But compared to how you started off in the mid-80s with Bomb The Bass, the technology has really progressed. Does the technology influence the ideas and concepts behind the music?

Tim: Ultimately, for me, it's about the ideas and the songs. The technology is secondary. I went through a stage of amassing a lot of analog gear when I was still living in London - I had a studio full of great gear - synths and drum machines - and when I moved to Amsterdam I realized it was a burden. Just because of all the choices. I felt it was just too much. The idea for me was to reduce the technology, and from that point on I felt the creative process became easier - having less technology around.

In the Ghost Capsules record you can feel the energy and the vibrations of analog synths, which you can't always get from softsynths or mobile apps. Do you use mobile apps or softsynths, or is that a no-go?

Georg Lichtenauer: Of course, we use softsynths because today there are some really good ones. For instance, Native Instruments is definitely a good one. But on the Internet there are also many free plug-ins now, which have some quite interesting features. It also depends on how you use the synths: whether you use a compressor or whether you run it through an analog mixing desk to give it more of an analog feeling.

You run the sounds back through an analog chain in order to beef up the sound? How much is the thinness of digital sounds an issue for you - enough that you wouldn't want to use softsynths on a proper album?
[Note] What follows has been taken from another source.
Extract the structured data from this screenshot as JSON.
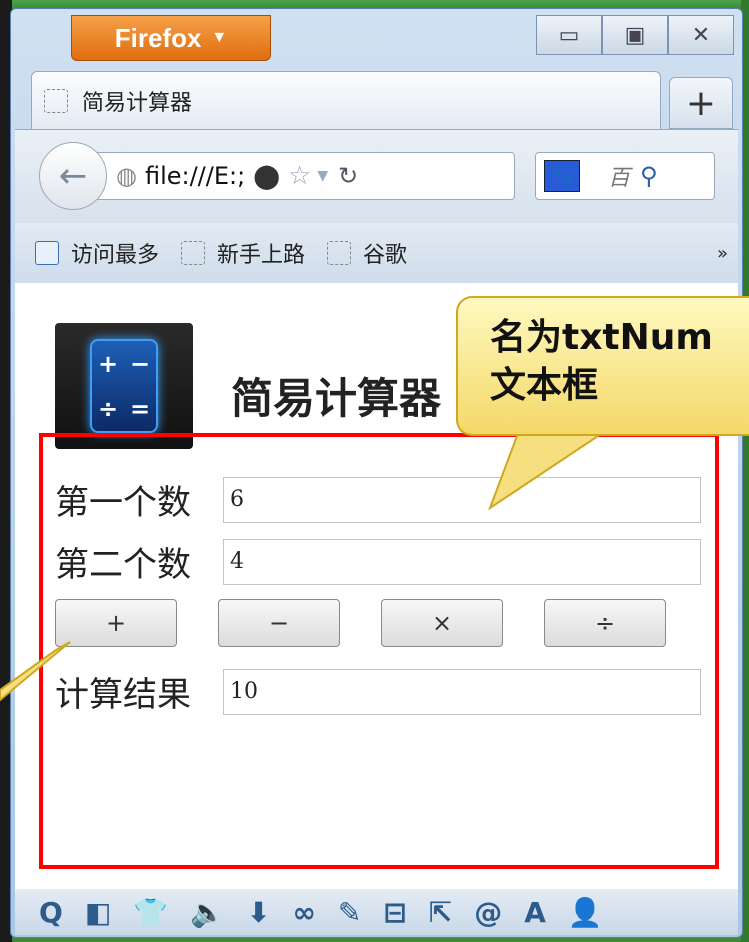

Tim: Well, no, the idea is that we would use it on a proper record, just as we have done. But it also depends on how we see the sound sounding at the end of the production. I've listened to a lot of modern productions where the producers are happy using the softsynths, but there is a bright, crunchy sound to a lot of that stuff, which works well with what they do, but I think what we wanted to do was to have something a little bit rounder and a little bit warmer and a bit more central. The idea, once we'd recorded using softsynths… well, actually, the Moog Phatty makes an appearance quite often for the basses…

But that's a hardware synth.
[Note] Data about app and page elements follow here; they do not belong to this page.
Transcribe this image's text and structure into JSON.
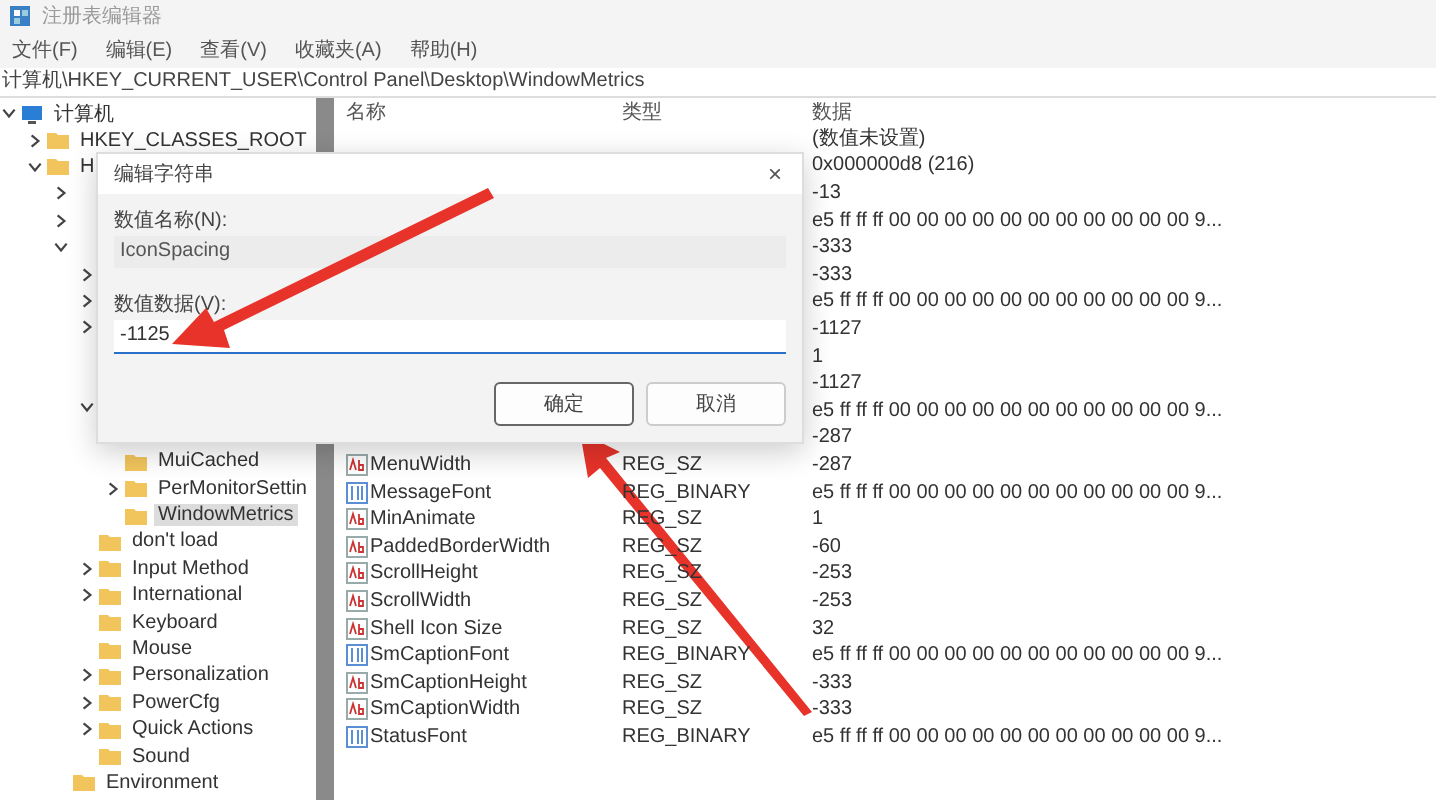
{
  "window": {
    "title": "注册表编辑器"
  },
  "menu": [
    "文件(F)",
    "编辑(E)",
    "查看(V)",
    "收藏夹(A)",
    "帮助(H)"
  ],
  "address": "计算机\\HKEY_CURRENT_USER\\Control Panel\\Desktop\\WindowMetrics",
  "tree": [
    {
      "label": "计算机",
      "kind": "computer",
      "expanded": true,
      "selected": false,
      "children": [
        {
          "label": "HKEY_CLASSES_ROOT",
          "expanded": false,
          "selected": false
        },
        {
          "label": "H",
          "expanded": true,
          "selected": false,
          "children": [
            {
              "expanded": false
            },
            {
              "expanded": false
            },
            {
              "expanded": true,
              "children": [
                {
                  "expanded": false
                },
                {
                  "expanded": false
                },
                {
                  "expanded": false
                },
                {
                  "kind": "covered"
                },
                {
                  "kind": "covered"
                },
                {
                  "expanded": true,
                  "children": [
                    {
                      "kind": "covered"
                    },
                    {
                      "label": "MuiCached",
                      "selected": false
                    },
                    {
                      "label": "PerMonitorSettin",
                      "expanded": false,
                      "selected": false
                    },
                    {
                      "label": "WindowMetrics",
                      "selected": true
                    }
                  ]
                },
                {
                  "label": "don't load",
                  "selected": false
                },
                {
                  "label": "Input Method",
                  "expanded": false,
                  "selected": false
                },
                {
                  "label": "International",
                  "expanded": false,
                  "selected": false
                },
                {
                  "label": "Keyboard",
                  "selected": false
                },
                {
                  "label": "Mouse",
                  "selected": false
                },
                {
                  "label": "Personalization",
                  "expanded": false,
                  "selected": false
                },
                {
                  "label": "PowerCfg",
                  "expanded": false,
                  "selected": false
                },
                {
                  "label": "Quick Actions",
                  "expanded": false,
                  "selected": false
                },
                {
                  "label": "Sound",
                  "selected": false
                }
              ]
            },
            {
              "label": "Environment",
              "selected": false
            }
          ]
        }
      ]
    }
  ],
  "table": {
    "columns": [
      "名称",
      "类型",
      "数据"
    ],
    "rows": [
      {
        "data": "(数值未设置)"
      },
      {
        "data": "0x000000d8 (216)"
      },
      {
        "data": "-13"
      },
      {
        "data": "e5 ff ff ff 00 00 00 00 00 00 00 00 00 00 00 9..."
      },
      {
        "data": "-333"
      },
      {
        "data": "-333"
      },
      {
        "data": "e5 ff ff ff 00 00 00 00 00 00 00 00 00 00 00 9..."
      },
      {
        "data": "-1127"
      },
      {
        "data": "1"
      },
      {
        "data": "-1127"
      },
      {
        "data": "e5 ff ff ff 00 00 00 00 00 00 00 00 00 00 00 9..."
      },
      {
        "data": "-287"
      },
      {
        "name": "MenuWidth",
        "type": "REG_SZ",
        "kind": "string",
        "data": "-287"
      },
      {
        "name": "MessageFont",
        "type": "REG_BINARY",
        "kind": "binary",
        "data": "e5 ff ff ff 00 00 00 00 00 00 00 00 00 00 00 9..."
      },
      {
        "name": "MinAnimate",
        "type": "REG_SZ",
        "kind": "string",
        "data": "1"
      },
      {
        "name": "PaddedBorderWidth",
        "type": "REG_SZ",
        "kind": "string",
        "data": "-60"
      },
      {
        "name": "ScrollHeight",
        "type": "REG_SZ",
        "kind": "string",
        "data": "-253"
      },
      {
        "name": "ScrollWidth",
        "type": "REG_SZ",
        "kind": "string",
        "data": "-253"
      },
      {
        "name": "Shell Icon Size",
        "type": "REG_SZ",
        "kind": "string",
        "data": "32"
      },
      {
        "name": "SmCaptionFont",
        "type": "REG_BINARY",
        "kind": "binary",
        "data": "e5 ff ff ff 00 00 00 00 00 00 00 00 00 00 00 9..."
      },
      {
        "name": "SmCaptionHeight",
        "type": "REG_SZ",
        "kind": "string",
        "data": "-333"
      },
      {
        "name": "SmCaptionWidth",
        "type": "REG_SZ",
        "kind": "string",
        "data": "-333"
      },
      {
        "name": "StatusFont",
        "type": "REG_BINARY",
        "kind": "binary",
        "data": "e5 ff ff ff 00 00 00 00 00 00 00 00 00 00 00 9..."
      }
    ]
  },
  "dialog": {
    "title": "编辑字符串",
    "close": "×",
    "name_label": "数值名称(N):",
    "name_value": "IconSpacing",
    "data_label": "数值数据(V):",
    "data_value": "-1125",
    "buttons": [
      {
        "label": "确定",
        "focused": true
      },
      {
        "label": "取消",
        "focused": false
      }
    ]
  }
}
Tim: Yes, that's a hardware synth… but we did run all the stems [Eds: individual audio tracks] through an old Philips mixing desk that my friend in Amsterdam has, and we brought it back here, and then mixed it. There is this additional process of trying to warm things up and getting it to sound like it has that analog feel.

Roland's System 700 Synthesizer http://www.flickr.com/photos/62058656@N02/5647107448/ Aufgenommen am 16. April 2011 Panasonic DMC-G2 ***

Roland's System 700 Synthesizer - big enough to fill your living room

Say you had a dream vintage synth or vintage drum kit, but you just couldn't store it anymore: What would you really want as software, as an app, so you could fit it in your back pocket and take it with you everywhere?

Roman Lugmayr: For the electronic drums, I would really like to check out the very first Simmons [Eds: electronic drum company], and acoustic-wise there's just so much gear out there, starting in the 40s and 50s… there is a lot to discover, so everything before 1960 is great!

Georg: Maybe a Roland Jupiter 8 [synthesizer] with a Space Echo [effects box] included!

Why?

Georg: Because of the possibilities of playing around with the sounds, and the Space Echo to give warmth to the sound, and make it a little more freaky.

And Tim?

Tim: A Roland System 700 could be interesting as an app!

How so?

Tim: Well, the sounds… I actually owned one for a few years. It's a modular synth, but as you're talking about size - you know, getting it into your back pocket - [the System 700] was a beast. It took up my living room! So, I think the idea of reducing that into something that sounds nice and crisp with all the various patches you can play around with would be really interesting.

Tim Simenon, Roman Lugmayr and Georg Lichtenauer are three-quarters of the Vienna-based electro band, Ghost Capsules (O*Solo Recordings). Laura Gomez is the singer.